When actress Gwyneth Paltrow described her split from Coldplay singer Chris Martin as ‘conscious uncoupling’ she was widely mocked. Critics joked that gluten-free, carb-free Gwyneth was above using messy, complicated words like ‘divorce’ and ‘break-up’ and was sealing herself in an ivory tower of wealth, privilege and soft words.   In a magazine interview recently, she appeared to distance herself from the term, doubtless aware of the negative attention it had generated.

The reality, of course, is that parting from the parent of your children is incredibly hard, whichever words you use to clothe the decision. And as Gwyneth pointed out earlier this month, the original phrase was never hers. It had previously been used by psychotherapists to describe a way of parting from your partner that is ‘amicable, keeps mutual respect and remembers the needs of the children’. Conscious Uncoupling is also promoted as a way towards ‘loving co-parenting’.

These are admirable goals to aim for while you are enduring the inevitable loss and sadness which comes with separation. And even though most of us would fall well below the standards of such ideals, there is something powerful about the impact of positive intent and the desire to do the right thing on human behaviour.

There is also a sense that the phrase – with its emphasis on the word ‘couple’ – could be helpful to older children. Every child whose parents split up will wonder at some point, even if only momentarily, if they had any impact, either by word or deed, on that decision. One of the main tasks of parents who are about to communicate an imminent break-up is to emphasise that the cause of the split is a matter purely between grownups and them alone. And that their role as parents, and the love they feel for their children, will never change. So the use of the word ‘uncoupling’ could play a helpful role.

What else do children need to hear from parents who are about to part?

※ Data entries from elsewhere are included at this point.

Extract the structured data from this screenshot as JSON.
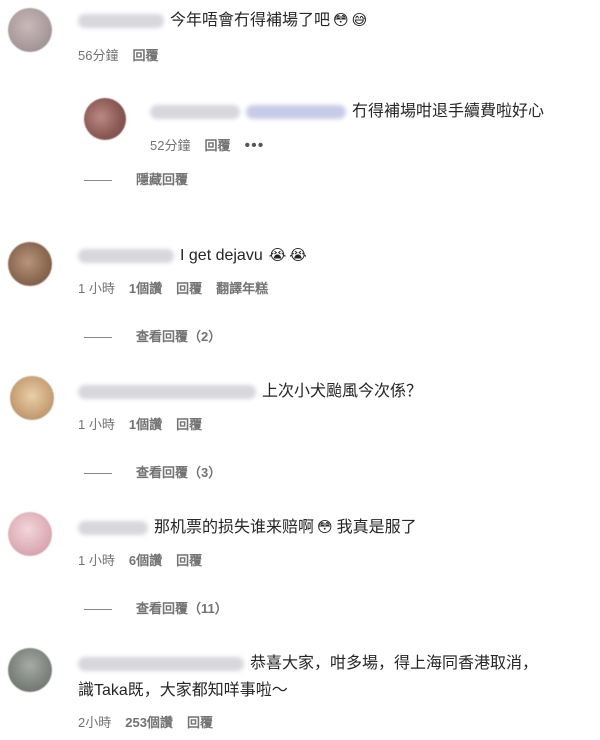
{
  "comments": [
    {
      "text": "今年唔會冇得補場了吧",
      "emojis": [
        "😳",
        "😅"
      ],
      "time": "56分鐘",
      "reply": "回覆"
    },
    {
      "text": "冇得補場咁退手續費啦好心",
      "time": "52分鐘",
      "reply": "回覆",
      "more": "•••",
      "hide_replies": "隱藏回覆"
    },
    {
      "text": "I get dejavu",
      "emojis": [
        "😭",
        "😭"
      ],
      "time": "1 小時",
      "likes": "1個讚",
      "reply": "回覆",
      "translate": "翻譯年糕",
      "view_replies": "查看回覆（2）"
    },
    {
      "text": "上次小犬颱風今次係？",
      "time": "1 小時",
      "likes": "1個讚",
      "reply": "回覆",
      "view_replies": "查看回覆（3）"
    },
    {
      "text": "那机票的损失谁来赔啊",
      "emoji": "😳",
      "text2": "我真是服了",
      "time": "1 小時",
      "likes": "6個讚",
      "reply": "回覆",
      "view_replies": "查看回覆（11）"
    },
    {
      "text": "恭喜大家，咁多場，得上海同香港取消，",
      "text_line2": "識Taka既，大家都知咩事啦～",
      "time": "2小時",
      "likes": "253個讚",
      "reply": "回覆"
    }
  ],
  "colors": {
    "text": "#262626",
    "meta": "#737373"
  }
}
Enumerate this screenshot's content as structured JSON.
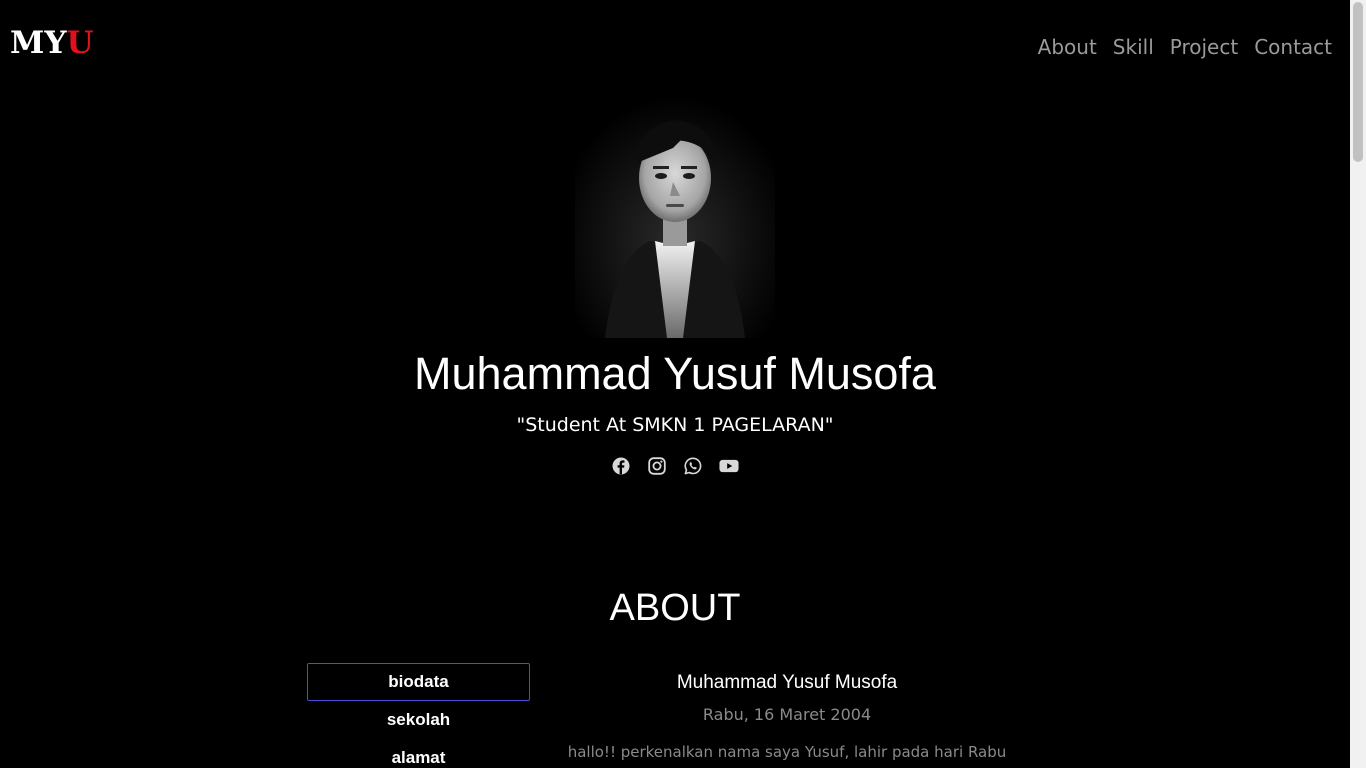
{
  "brand": {
    "primary": "MY",
    "accent": "U",
    "accent_color": "#e0111c"
  },
  "nav": {
    "items": [
      {
        "label": "About"
      },
      {
        "label": "Skill"
      },
      {
        "label": "Project"
      },
      {
        "label": "Contact"
      }
    ]
  },
  "hero": {
    "name": "Muhammad Yusuf Musofa",
    "tagline": "\"Student At SMKN 1 PAGELARAN\"",
    "socials": [
      {
        "icon": "facebook-icon"
      },
      {
        "icon": "instagram-icon"
      },
      {
        "icon": "whatsapp-icon"
      },
      {
        "icon": "youtube-icon"
      }
    ]
  },
  "about": {
    "title": "ABOUT",
    "tabs": [
      {
        "label": "biodata",
        "active": true
      },
      {
        "label": "sekolah",
        "active": false
      },
      {
        "label": "alamat",
        "active": false
      }
    ],
    "bio": {
      "name": "Muhammad Yusuf Musofa",
      "date": "Rabu, 16 Maret 2004",
      "text": "hallo!! perkenalkan nama saya Yusuf, lahir pada hari Rabu"
    }
  },
  "colors": {
    "background": "#000000",
    "tab_border": "#4b4bd8",
    "muted_text": "#8a8a8a"
  }
}
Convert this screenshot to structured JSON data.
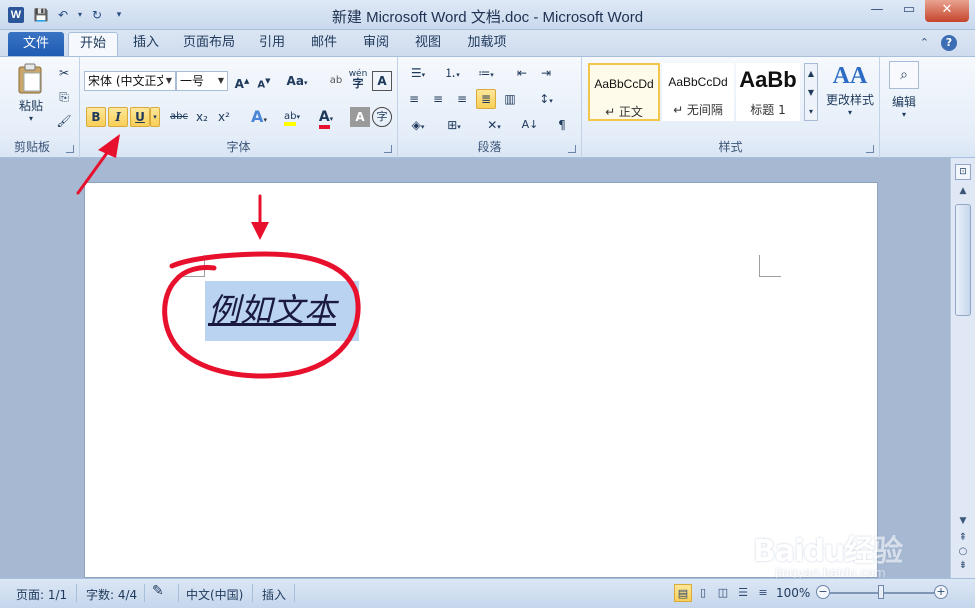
{
  "window": {
    "title": "新建 Microsoft Word 文档.doc - Microsoft Word",
    "app_icon": "W"
  },
  "ribbon_tabs": {
    "file": "文件",
    "tabs": [
      "开始",
      "插入",
      "页面布局",
      "引用",
      "邮件",
      "审阅",
      "视图",
      "加载项"
    ],
    "active": "开始"
  },
  "clipboard": {
    "paste_label": "粘贴",
    "group_label": "剪贴板"
  },
  "font": {
    "font_name": "宋体 (中文正文",
    "font_size": "一号",
    "group_label": "字体",
    "bold": "B",
    "italic": "I",
    "underline": "U",
    "grow": "A",
    "shrink": "A",
    "case": "Aa",
    "strike": "abc",
    "sub": "x₂",
    "sup": "x²",
    "text_effect": "A",
    "highlight": "ab",
    "font_color": "A",
    "char_shade": "A",
    "enclose": "字",
    "phonetic": "wén",
    "border_char": "A"
  },
  "paragraph": {
    "group_label": "段落"
  },
  "styles": {
    "group_label": "样式",
    "items": [
      {
        "sample": "AaBbCcDd",
        "name": "↵ 正文"
      },
      {
        "sample": "AaBbCcDd",
        "name": "↵ 无间隔"
      },
      {
        "sample": "AaBb",
        "name": "标题 1"
      }
    ],
    "change_label": "更改样式"
  },
  "editing": {
    "label": "编辑"
  },
  "document": {
    "selected_text": "例如文本"
  },
  "status": {
    "page": "页面: 1/1",
    "words": "字数: 4/4",
    "language": "中文(中国)",
    "insert_mode": "插入",
    "zoom": "100%",
    "zoom_level": 1.0
  },
  "watermark": {
    "logo": "Baidu经验",
    "url": "jingyan.baidu.com"
  },
  "colors": {
    "selection": "#b9d3f0",
    "annotation": "#e8112d",
    "file_tab": "#1e5cb3"
  }
}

  • Talk to your children together, without blaming each other or giving the impression that one of you is resistant to the split. Children’s loyalties do not need to be divided between their parents.
  • Give age appropriate information, which may mean several conversations, rather than one.
  • Children need to know what is going to happen in their daily lives: will they go to the same school? When will they see the parent who is leaving? Who will walk the dog now that Dad is going?
  • Accept that they may not have questions immediately, but give them the opportunity to do so later. ‘It’s fine that you don’t have much to say right now, but you can talk to us about this anytime’.
  • Finally, don’t make promises that you can’t keep eg ‘we will never sell this house’. It’s OK to respond with ‘I don’t know about this yet, but as soon as I do, I’ll get back to you.’